One major impetus for the proposed changes was Wikipedia’s clash last year with Wiki-PR (an unaffiliated agency). Offering editing as a service, the agency has attracted major clients such as Viacom and Priceline. Last October, when Wikipedia banned more than 250 editors that it suspected were being paid to promote clients, Wiki-PR was the most visible firm associated with those allegations. It even received a cease-and-desist letter. In a January interview with Business Insider Wiki-PR CEO Jordan French offers a much different perspective. While pointing out that Wikipedia’s current terms of service don’t specifically address paid editing, French says that’s not the only way his firm helps clients:
There’s no reason to directly edit. We’re helping people with other ways to do it. [We are telling them things like] here are the editors and other people you should talk to solve whatever the problem is.
A Complex Issue
Wiki-PR’s experiences reflect the complexities surrounding the practices that fall under the umbrella of “conflict-of-interest editing.” “The act of accepting money or rewards for editing Wikipedia is not always problematic,” states current Wikipedia guidelines. But “paid editing for promotional purposes, or paid advocacy editing as we call it, is extremely problematic,” according to former Executive Director Sue Gardner. A FAQ accompanying the proposed amendment, however, acknowledges that “it is hard to solve the problem of paid advocacy editing without accidentally discouraging good-faith editors, like the various GLAM (gallery, library, archive, and museum) projects.” And even the practices of such institutions as “Wikipedians-in-Residence” have been called into question. See, for example, the recent controversy regarding an editor hired by Harvard’s Belfer Center, one of Wikipedia’s top donors.
Wikipedia’s Conflict of Interest Guidelines

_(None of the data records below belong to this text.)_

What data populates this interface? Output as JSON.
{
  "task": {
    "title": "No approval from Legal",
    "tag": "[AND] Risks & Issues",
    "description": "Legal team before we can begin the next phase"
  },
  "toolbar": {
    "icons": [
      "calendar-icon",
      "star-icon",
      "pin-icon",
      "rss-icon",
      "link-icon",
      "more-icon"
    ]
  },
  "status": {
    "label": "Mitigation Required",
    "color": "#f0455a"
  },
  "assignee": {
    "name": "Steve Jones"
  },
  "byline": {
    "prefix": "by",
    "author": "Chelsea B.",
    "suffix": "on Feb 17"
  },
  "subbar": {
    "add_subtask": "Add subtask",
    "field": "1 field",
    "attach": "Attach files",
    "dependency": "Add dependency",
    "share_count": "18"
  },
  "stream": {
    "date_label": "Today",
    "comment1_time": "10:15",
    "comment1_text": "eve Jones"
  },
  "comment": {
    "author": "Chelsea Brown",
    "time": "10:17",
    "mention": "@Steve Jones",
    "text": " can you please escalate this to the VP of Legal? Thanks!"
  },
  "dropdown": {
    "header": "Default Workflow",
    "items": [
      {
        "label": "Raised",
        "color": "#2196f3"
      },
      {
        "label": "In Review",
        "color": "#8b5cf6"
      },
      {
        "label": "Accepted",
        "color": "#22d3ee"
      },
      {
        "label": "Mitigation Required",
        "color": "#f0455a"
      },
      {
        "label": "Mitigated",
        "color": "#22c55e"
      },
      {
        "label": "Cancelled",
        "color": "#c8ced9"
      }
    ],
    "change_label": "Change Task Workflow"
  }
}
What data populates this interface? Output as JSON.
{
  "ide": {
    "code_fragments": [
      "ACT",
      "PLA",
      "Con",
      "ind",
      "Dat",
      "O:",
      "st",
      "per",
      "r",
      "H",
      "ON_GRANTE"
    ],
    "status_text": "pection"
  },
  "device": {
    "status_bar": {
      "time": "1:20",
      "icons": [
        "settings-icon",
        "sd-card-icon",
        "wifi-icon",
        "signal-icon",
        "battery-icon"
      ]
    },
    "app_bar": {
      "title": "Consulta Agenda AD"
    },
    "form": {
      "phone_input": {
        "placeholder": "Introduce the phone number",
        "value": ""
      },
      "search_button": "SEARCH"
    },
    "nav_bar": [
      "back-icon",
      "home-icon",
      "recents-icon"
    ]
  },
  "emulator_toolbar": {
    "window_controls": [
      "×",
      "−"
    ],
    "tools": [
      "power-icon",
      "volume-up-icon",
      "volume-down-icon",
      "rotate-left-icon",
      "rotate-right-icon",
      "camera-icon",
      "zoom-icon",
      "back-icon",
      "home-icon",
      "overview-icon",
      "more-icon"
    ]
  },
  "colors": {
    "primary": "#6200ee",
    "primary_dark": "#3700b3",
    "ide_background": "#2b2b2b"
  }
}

The encyclopedia’s own “Conflict-of-interest editing on Wikipedia” entry provides a helpful overview of the issue. It mentions the open-ended “Ignore All Rules” policy, which some have used to defend questionable editing practices. The entry also covers specific incidents, such as Wikipedia co-founder Jimmy Wales making edits to his own biography in 2005. “If you see a blatant error or misconception about yourself, you really want to set it straight,” he explained at the time. But “people shouldn’t do it, including me,” he maintained. Wales struck a more serious tone after the Wikimedia Foundation fired one of its employees for engaging in paid editing this January, saying that he “very very strongly condemn[s] such editing, and this is no exception.”
In an op-ed for The Daily Dot, management professor Dariusz Jemielniak argues that “paid edits from officially registered PR accounts would more likely adhere to the rules and serve the purpose of developing Wikipedia.” The new disclosure requirements in the amendment under consideration could make that possible, but the Wikimedia Foundation sounds eager to quash most forms of paid editing, not institutionalize it. Still, Jemielniak seems certain of one thing: “Paid edits do and will take place on Wikipedia. Just ignoring this phenomenon will not make it go away.”